#### Material shown
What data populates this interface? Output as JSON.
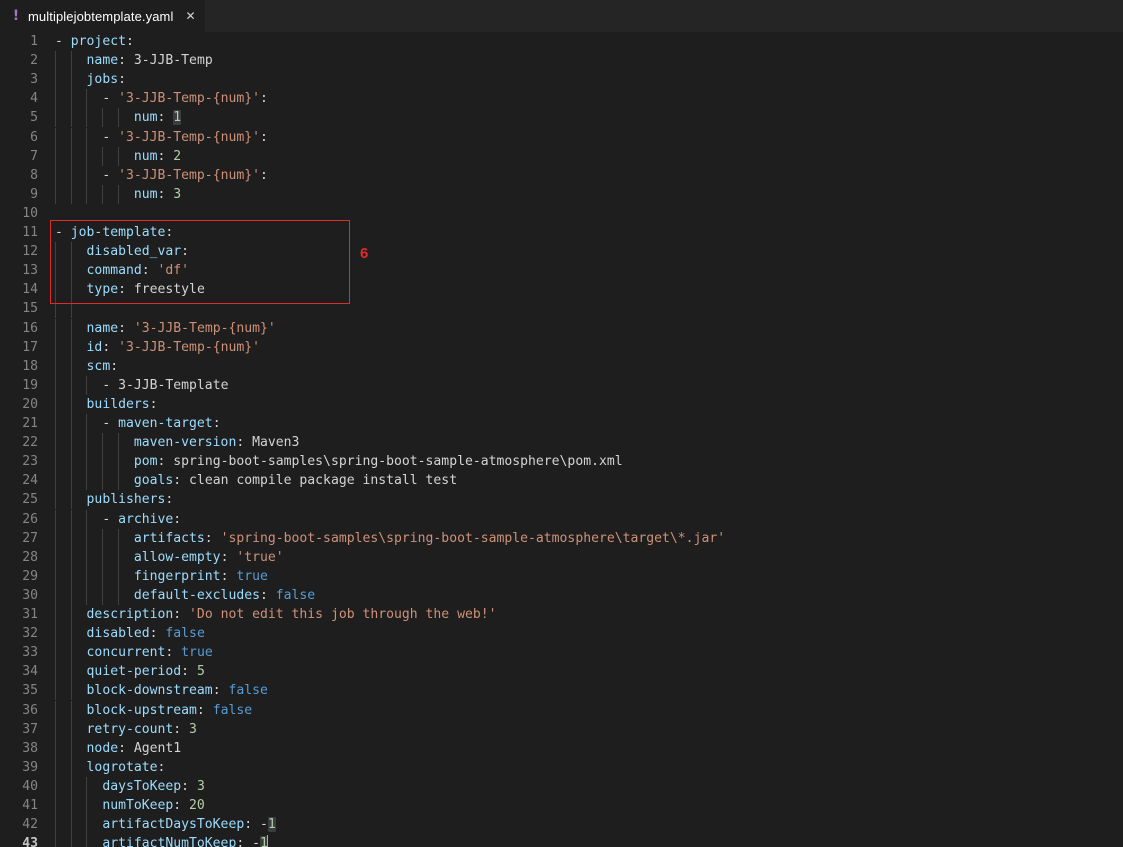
{
  "window": {
    "background": "#1e1e1e",
    "tabbar_background": "#252526"
  },
  "tab": {
    "icon": "yaml-exclamation-icon",
    "icon_glyph": "!",
    "icon_color": "#a074c4",
    "filename": "multiplejobtemplate.yaml",
    "close_glyph": "✕"
  },
  "editor": {
    "language": "yaml",
    "active_line": 43,
    "theme_colors": {
      "key": "#9cdcfe",
      "string": "#ce9178",
      "number": "#b5cea8",
      "boolean": "#569cd6",
      "plain": "#d4d4d4",
      "line_number": "#858585",
      "active_line_number": "#c6c6c6",
      "indent_guide": "#404040",
      "selection_match": "#3a3d41"
    },
    "lines": [
      {
        "n": 1,
        "text": "- project:"
      },
      {
        "n": 2,
        "text": "    name: 3-JJB-Temp"
      },
      {
        "n": 3,
        "text": "    jobs:"
      },
      {
        "n": 4,
        "text": "      - '3-JJB-Temp-{num}':"
      },
      {
        "n": 5,
        "text": "          num: 1"
      },
      {
        "n": 6,
        "text": "      - '3-JJB-Temp-{num}':"
      },
      {
        "n": 7,
        "text": "          num: 2"
      },
      {
        "n": 8,
        "text": "      - '3-JJB-Temp-{num}':"
      },
      {
        "n": 9,
        "text": "          num: 3"
      },
      {
        "n": 10,
        "text": ""
      },
      {
        "n": 11,
        "text": "- job-template:"
      },
      {
        "n": 12,
        "text": "    disabled_var:"
      },
      {
        "n": 13,
        "text": "    command: 'df'"
      },
      {
        "n": 14,
        "text": "    type: freestyle"
      },
      {
        "n": 15,
        "text": ""
      },
      {
        "n": 16,
        "text": "    name: '3-JJB-Temp-{num}'"
      },
      {
        "n": 17,
        "text": "    id: '3-JJB-Temp-{num}'"
      },
      {
        "n": 18,
        "text": "    scm:"
      },
      {
        "n": 19,
        "text": "      - 3-JJB-Template"
      },
      {
        "n": 20,
        "text": "    builders:"
      },
      {
        "n": 21,
        "text": "      - maven-target:"
      },
      {
        "n": 22,
        "text": "          maven-version: Maven3"
      },
      {
        "n": 23,
        "text": "          pom: spring-boot-samples\\spring-boot-sample-atmosphere\\pom.xml"
      },
      {
        "n": 24,
        "text": "          goals: clean compile package install test"
      },
      {
        "n": 25,
        "text": "    publishers:"
      },
      {
        "n": 26,
        "text": "      - archive:"
      },
      {
        "n": 27,
        "text": "          artifacts: 'spring-boot-samples\\spring-boot-sample-atmosphere\\target\\*.jar'"
      },
      {
        "n": 28,
        "text": "          allow-empty: 'true'"
      },
      {
        "n": 29,
        "text": "          fingerprint: true"
      },
      {
        "n": 30,
        "text": "          default-excludes: false"
      },
      {
        "n": 31,
        "text": "    description: 'Do not edit this job through the web!'"
      },
      {
        "n": 32,
        "text": "    disabled: false"
      },
      {
        "n": 33,
        "text": "    concurrent: true"
      },
      {
        "n": 34,
        "text": "    quiet-period: 5"
      },
      {
        "n": 35,
        "text": "    block-downstream: false"
      },
      {
        "n": 36,
        "text": "    block-upstream: false"
      },
      {
        "n": 37,
        "text": "    retry-count: 3"
      },
      {
        "n": 38,
        "text": "    node: Agent1"
      },
      {
        "n": 39,
        "text": "    logrotate:"
      },
      {
        "n": 40,
        "text": "      daysToKeep: 3"
      },
      {
        "n": 41,
        "text": "      numToKeep: 20"
      },
      {
        "n": 42,
        "text": "      artifactDaysToKeep: -1"
      },
      {
        "n": 43,
        "text": "      artifactNumToKeep: -1"
      }
    ]
  },
  "annotation": {
    "label": "6",
    "color": "#e02b2b",
    "covers_lines": "11-14"
  }
}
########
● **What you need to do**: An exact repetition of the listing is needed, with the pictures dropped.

● **Final answer**:
What data populates this interface? Output as JSON.
{
  "window": {
    "background": "#1e1e1e",
    "tabbar_background": "#252526"
  },
  "tab": {
    "icon": "yaml-exclamation-icon",
    "icon_glyph": "!",
    "icon_color": "#a074c4",
    "filename": "multiplejobtemplate.yaml",
    "close_glyph": "✕"
  },
  "editor": {
    "language": "yaml",
    "active_line": 43,
    "theme_colors": {
      "key": "#9cdcfe",
      "string": "#ce9178",
      "number": "#b5cea8",
      "boolean": "#569cd6",
      "plain": "#d4d4d4",
      "line_number": "#858585",
      "active_line_number": "#c6c6c6",
      "indent_guide": "#404040",
      "selection_match": "#3a3d41"
    },
    "lines": [
      {
        "n": 1,
        "text": "- project:"
      },
      {
        "n": 2,
        "text": "    name: 3-JJB-Temp"
      },
      {
        "n": 3,
        "text": "    jobs:"
      },
      {
        "n": 4,
        "text": "      - '3-JJB-Temp-{num}':"
      },
      {
        "n": 5,
        "text": "          num: 1"
      },
      {
        "n": 6,
        "text": "      - '3-JJB-Temp-{num}':"
      },
      {
        "n": 7,
        "text": "          num: 2"
      },
      {
        "n": 8,
        "text": "      - '3-JJB-Temp-{num}':"
      },
      {
        "n": 9,
        "text": "          num: 3"
      },
      {
        "n": 10,
        "text": ""
      },
      {
        "n": 11,
        "text": "- job-template:"
      },
      {
        "n": 12,
        "text": "    disabled_var:"
      },
      {
        "n": 13,
        "text": "    command: 'df'"
      },
      {
        "n": 14,
        "text": "    type: freestyle"
      },
      {
        "n": 15,
        "text": ""
      },
      {
        "n": 16,
        "text": "    name: '3-JJB-Temp-{num}'"
      },
      {
        "n": 17,
        "text": "    id: '3-JJB-Temp-{num}'"
      },
      {
        "n": 18,
        "text": "    scm:"
      },
      {
        "n": 19,
        "text": "      - 3-JJB-Template"
      },
      {
        "n": 20,
        "text": "    builders:"
      },
      {
        "n": 21,
        "text": "      - maven-target:"
      },
      {
        "n": 22,
        "text": "          maven-version: Maven3"
      },
      {
        "n": 23,
        "text": "          pom: spring-boot-samples\\spring-boot-sample-atmosphere\\pom.xml"
      },
      {
        "n": 24,
        "text": "          goals: clean compile package install test"
      },
      {
        "n": 25,
        "text": "    publishers:"
      },
      {
        "n": 26,
        "text": "      - archive:"
      },
      {
        "n": 27,
        "text": "          artifacts: 'spring-boot-samples\\spring-boot-sample-atmosphere\\target\\*.jar'"
      },
      {
        "n": 28,
        "text": "          allow-empty: 'true'"
      },
      {
        "n": 29,
        "text": "          fingerprint: true"
      },
      {
        "n": 30,
        "text": "          default-excludes: false"
      },
      {
        "n": 31,
        "text": "    description: 'Do not edit this job through the web!'"
      },
      {
        "n": 32,
        "text": "    disabled: false"
      },
      {
        "n": 33,
        "text": "    concurrent: true"
      },
      {
        "n": 34,
        "text": "    quiet-period: 5"
      },
      {
        "n": 35,
        "text": "    block-downstream: false"
      },
      {
        "n": 36,
        "text": "    block-upstream: false"
      },
      {
        "n": 37,
        "text": "    retry-count: 3"
      },
      {
        "n": 38,
        "text": "    node: Agent1"
      },
      {
        "n": 39,
        "text": "    logrotate:"
      },
      {
        "n": 40,
        "text": "      daysToKeep: 3"
      },
      {
        "n": 41,
        "text": "      numToKeep: 20"
      },
      {
        "n": 42,
        "text": "      artifactDaysToKeep: -1"
      },
      {
        "n": 43,
        "text": "      artifactNumToKeep: -1"
      }
    ]
  },
  "annotation": {
    "label": "6",
    "color": "#e02b2b",
    "covers_lines": "11-14"
  }
}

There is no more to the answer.